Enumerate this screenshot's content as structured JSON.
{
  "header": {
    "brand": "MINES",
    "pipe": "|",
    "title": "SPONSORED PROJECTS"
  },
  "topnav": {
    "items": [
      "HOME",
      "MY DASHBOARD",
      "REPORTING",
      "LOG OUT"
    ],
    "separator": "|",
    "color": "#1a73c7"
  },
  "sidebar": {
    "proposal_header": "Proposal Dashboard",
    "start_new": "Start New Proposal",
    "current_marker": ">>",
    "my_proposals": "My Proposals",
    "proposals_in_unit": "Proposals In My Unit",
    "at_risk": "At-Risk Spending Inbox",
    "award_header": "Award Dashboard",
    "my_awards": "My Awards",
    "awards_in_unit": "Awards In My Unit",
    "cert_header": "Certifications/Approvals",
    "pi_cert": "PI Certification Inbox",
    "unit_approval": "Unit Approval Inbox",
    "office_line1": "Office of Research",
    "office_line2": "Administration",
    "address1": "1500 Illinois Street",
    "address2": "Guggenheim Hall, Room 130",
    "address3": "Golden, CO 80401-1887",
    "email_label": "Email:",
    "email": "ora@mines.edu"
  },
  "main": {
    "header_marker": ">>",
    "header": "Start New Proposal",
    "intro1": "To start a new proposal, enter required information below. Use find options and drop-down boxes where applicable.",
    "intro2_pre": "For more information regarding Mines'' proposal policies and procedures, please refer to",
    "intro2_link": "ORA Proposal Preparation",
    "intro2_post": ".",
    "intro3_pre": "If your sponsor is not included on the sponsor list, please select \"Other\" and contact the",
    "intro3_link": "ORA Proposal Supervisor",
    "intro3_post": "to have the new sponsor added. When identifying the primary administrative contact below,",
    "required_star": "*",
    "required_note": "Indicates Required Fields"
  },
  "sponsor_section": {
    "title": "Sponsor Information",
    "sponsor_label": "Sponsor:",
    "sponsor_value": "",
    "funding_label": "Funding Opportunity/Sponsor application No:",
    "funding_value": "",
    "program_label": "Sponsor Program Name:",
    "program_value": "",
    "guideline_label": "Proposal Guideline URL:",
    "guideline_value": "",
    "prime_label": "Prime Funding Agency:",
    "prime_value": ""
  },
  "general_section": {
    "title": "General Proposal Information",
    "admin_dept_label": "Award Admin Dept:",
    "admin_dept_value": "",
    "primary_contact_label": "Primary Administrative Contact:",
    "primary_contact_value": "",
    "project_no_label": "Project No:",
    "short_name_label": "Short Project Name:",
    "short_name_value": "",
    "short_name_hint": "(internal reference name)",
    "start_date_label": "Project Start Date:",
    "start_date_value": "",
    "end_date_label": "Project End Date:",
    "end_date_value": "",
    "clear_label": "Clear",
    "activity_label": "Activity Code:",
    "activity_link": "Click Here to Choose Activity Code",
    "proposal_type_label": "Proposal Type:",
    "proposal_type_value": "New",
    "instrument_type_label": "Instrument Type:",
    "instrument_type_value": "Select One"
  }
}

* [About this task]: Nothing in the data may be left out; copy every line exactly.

* [Solution for this exercise]:
Enumerate this screenshot's content as structured JSON.
{
  "header": {
    "brand": "MINES",
    "pipe": "|",
    "title": "SPONSORED PROJECTS"
  },
  "topnav": {
    "items": [
      "HOME",
      "MY DASHBOARD",
      "REPORTING",
      "LOG OUT"
    ],
    "separator": "|",
    "color": "#1a73c7"
  },
  "sidebar": {
    "proposal_header": "Proposal Dashboard",
    "start_new": "Start New Proposal",
    "current_marker": ">>",
    "my_proposals": "My Proposals",
    "proposals_in_unit": "Proposals In My Unit",
    "at_risk": "At-Risk Spending Inbox",
    "award_header": "Award Dashboard",
    "my_awards": "My Awards",
    "awards_in_unit": "Awards In My Unit",
    "cert_header": "Certifications/Approvals",
    "pi_cert": "PI Certification Inbox",
    "unit_approval": "Unit Approval Inbox",
    "office_line1": "Office of Research",
    "office_line2": "Administration",
    "address1": "1500 Illinois Street",
    "address2": "Guggenheim Hall, Room 130",
    "address3": "Golden, CO 80401-1887",
    "email_label": "Email:",
    "email": "ora@mines.edu"
  },
  "main": {
    "header_marker": ">>",
    "header": "Start New Proposal",
    "intro1": "To start a new proposal, enter required information below. Use find options and drop-down boxes where applicable.",
    "intro2_pre": "For more information regarding Mines'' proposal policies and procedures, please refer to",
    "intro2_link": "ORA Proposal Preparation",
    "intro2_post": ".",
    "intro3_pre": "If your sponsor is not included on the sponsor list, please select \"Other\" and contact the",
    "intro3_link": "ORA Proposal Supervisor",
    "intro3_post": "to have the new sponsor added. When identifying the primary administrative contact below,",
    "required_star": "*",
    "required_note": "Indicates Required Fields"
  },
  "sponsor_section": {
    "title": "Sponsor Information",
    "sponsor_label": "Sponsor:",
    "sponsor_value": "",
    "funding_label": "Funding Opportunity/Sponsor application No:",
    "funding_value": "",
    "program_label": "Sponsor Program Name:",
    "program_value": "",
    "guideline_label": "Proposal Guideline URL:",
    "guideline_value": "",
    "prime_label": "Prime Funding Agency:",
    "prime_value": ""
  },
  "general_section": {
    "title": "General Proposal Information",
    "admin_dept_label": "Award Admin Dept:",
    "admin_dept_value": "",
    "primary_contact_label": "Primary Administrative Contact:",
    "primary_contact_value": "",
    "project_no_label": "Project No:",
    "short_name_label": "Short Project Name:",
    "short_name_value": "",
    "short_name_hint": "(internal reference name)",
    "start_date_label": "Project Start Date:",
    "start_date_value": "",
    "end_date_label": "Project End Date:",
    "end_date_value": "",
    "clear_label": "Clear",
    "activity_label": "Activity Code:",
    "activity_link": "Click Here to Choose Activity Code",
    "proposal_type_label": "Proposal Type:",
    "proposal_type_value": "New",
    "instrument_type_label": "Instrument Type:",
    "instrument_type_value": "Select One"
  }
}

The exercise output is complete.